Opinion: Gameloft Strikes Out with Asphalt Street Storm Racing
The Asphalt series has been a staple in the racing genre since its first incarnation all the way back in 2004 — I still remember buying it for my newly-obtained Nintendo DS. It warms my heart to see that, after all this time, Gameloft continues to produce mobile Asphalt games, releasing the latest for Android today. Unfortunately, that's about all Gameloft has taken from its previous efforts. To be frank, this game ain't good.
Strangely, Gameloft makes you enter your age and gender before "agreeing" to sign up to play the game. Look, I don't want any trouble, Gameloft. I just want to do some racing, not sign my life away.
Things have clearly changed since the days of the Nintendo DS. Unlike 2004, money is no barrier between you and obtaining the game. Street Storm Racing is free to download and play.

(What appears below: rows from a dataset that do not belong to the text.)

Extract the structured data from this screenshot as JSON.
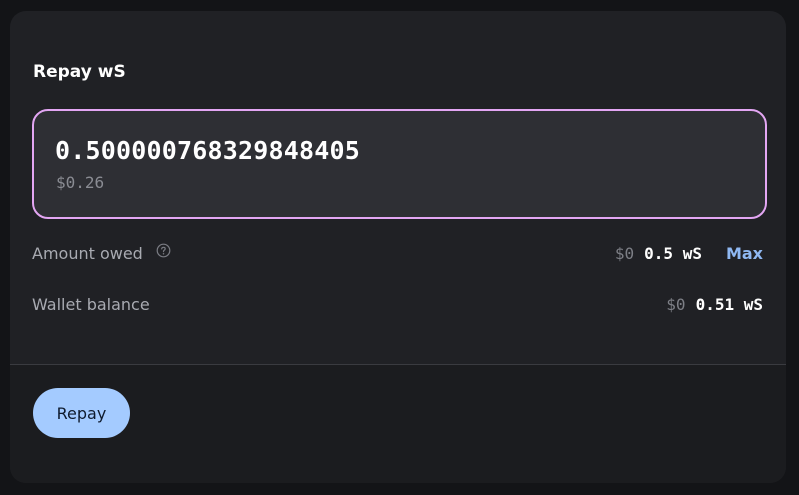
{
  "panel": {
    "title": "Repay wS"
  },
  "amount_input": {
    "value": "0.500000768329848405",
    "usd_value": "$0.26"
  },
  "amount_owed": {
    "label": "Amount owed",
    "usd": "$0",
    "amount": "0.5 wS",
    "max_label": "Max"
  },
  "wallet_balance": {
    "label": "Wallet balance",
    "usd": "$0",
    "amount": "0.51 wS"
  },
  "footer": {
    "repay_label": "Repay"
  },
  "colors": {
    "input_border": "#e3a6f3",
    "button_bg": "#a4cbff",
    "max_link": "#8fb8f2"
  },
  "icons": {
    "help": "question-circle-icon"
  }
}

Of course, nothing in life is free. In-app purchases are available to players, ranging from inoffensive $0.99 transactions to a whopping $99.99 feature. Nintendo DS games were $29.99 back in 2004, so while I appreciate the option to play for free, what feature could be worth three times the cost of the original Asphalt game?
The gameplay is ... disappointing, at least to anyone hoping to, you know, control the car. This isn't a racing game so much as a gear-shifting one, because that's all you do — shift gears at the optimal time to go as fast as possible.

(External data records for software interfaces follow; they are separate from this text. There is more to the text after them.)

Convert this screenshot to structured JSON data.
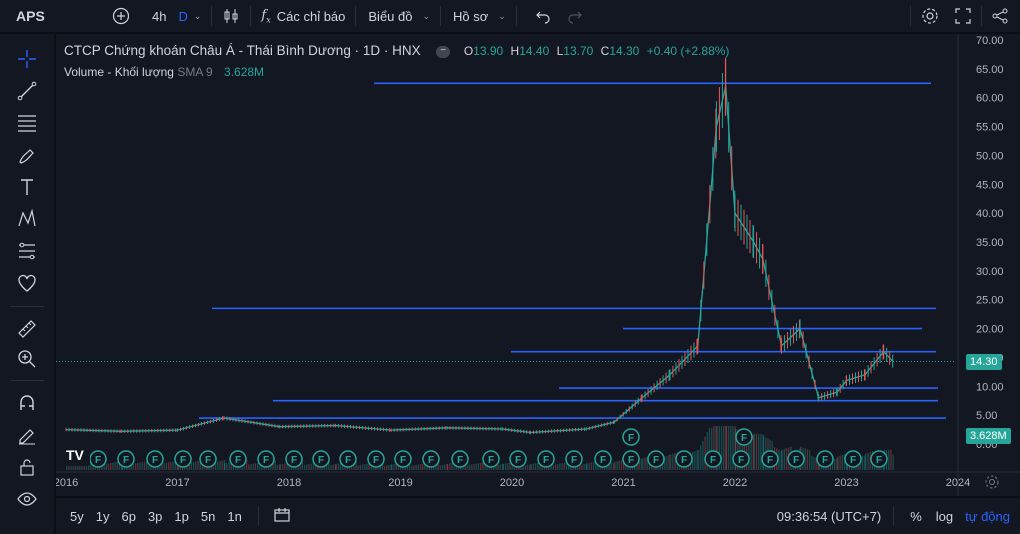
{
  "toolbar": {
    "symbol": "APS",
    "interval": "4h",
    "interval_tag": "D",
    "indicators_label": "Các chỉ báo",
    "chart_label": "Biểu đồ",
    "profile_label": "Hồ sơ"
  },
  "legend": {
    "title": "CTCP Chứng khoán Châu Á - Thái Bình Dương · 1D · HNX",
    "o_label": "O",
    "o_value": "13.90",
    "h_label": "H",
    "h_value": "14.40",
    "l_label": "L",
    "l_value": "13.70",
    "c_label": "C",
    "c_value": "14.30",
    "change": "+0.40 (+2.88%)",
    "volume_label": "Volume - Khối lượng",
    "volume_sma": "SMA 9",
    "volume_value": "3.628M"
  },
  "price_axis": {
    "ticks": [
      "70.00",
      "65.00",
      "60.00",
      "55.00",
      "50.00",
      "45.00",
      "40.00",
      "35.00",
      "30.00",
      "25.00",
      "20.00",
      "15.00",
      "10.00",
      "5.00",
      "0.00"
    ],
    "current_price_label": "14.30",
    "volume_label": "3.628M"
  },
  "time_axis": {
    "labels": [
      "2016",
      "2017",
      "2018",
      "2019",
      "2020",
      "2021",
      "2022",
      "2023",
      "2024"
    ]
  },
  "bottom": {
    "ranges": [
      "5y",
      "1y",
      "6p",
      "3p",
      "1p",
      "5n",
      "1n"
    ],
    "clock": "09:36:54 (UTC+7)",
    "percent": "%",
    "log": "log",
    "auto": "tự động"
  },
  "colors": {
    "up": "#26a69a",
    "down": "#ef5350",
    "hline": "#2962ff",
    "accent": "#2962ff",
    "background": "#131722"
  },
  "chart_data": {
    "type": "line",
    "x": [
      "2016-01",
      "2016-07",
      "2017-01",
      "2017-06",
      "2017-12",
      "2018-06",
      "2018-12",
      "2019-06",
      "2019-12",
      "2020-03",
      "2020-09",
      "2020-12",
      "2021-03",
      "2021-06",
      "2021-09",
      "2021-11",
      "2021-12",
      "2022-01",
      "2022-03",
      "2022-04",
      "2022-06",
      "2022-08",
      "2022-10",
      "2022-12",
      "2023-01",
      "2023-03",
      "2023-05",
      "2023-06"
    ],
    "series": [
      {
        "values": [
          2.5,
          2.2,
          2.4,
          4.5,
          3.0,
          3.2,
          2.4,
          2.8,
          2.6,
          2.0,
          2.6,
          3.8,
          8,
          12,
          17,
          55,
          62,
          40,
          35,
          32,
          17,
          20,
          8,
          9,
          11,
          12,
          16,
          14.3
        ]
      }
    ],
    "ylim": [
      0,
      70
    ],
    "horizontal_levels": [
      62.5,
      23.5,
      20.0,
      16.0,
      9.7,
      7.5,
      4.5
    ],
    "marker_label": "F"
  }
}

Of course, all of the plagues of mobile gaming are here. Frequent, necessary upgrades, wait-times for those upgrades, gems to spend on those upgrades ... so original.
The more you play, the more things require in-game payment. Upgrades, wait-times, four-player races ... it becomes more apparent as time goes on that this isn't a game — it's a shameless money-making scheme.
What happened, Gameloft?! You used to make racing games. You know, rounding tight corners, using speed boosts to blast past your opponents, knowing when to drift ...
How did we go from this:
It's. So. Boring.
You know, I'd be a bit more worried about people losing their money to in-app purchases if the gameplay were even remotely addicting. You want my advice? Skip this one. Your wallet — and your sanity — will thank you.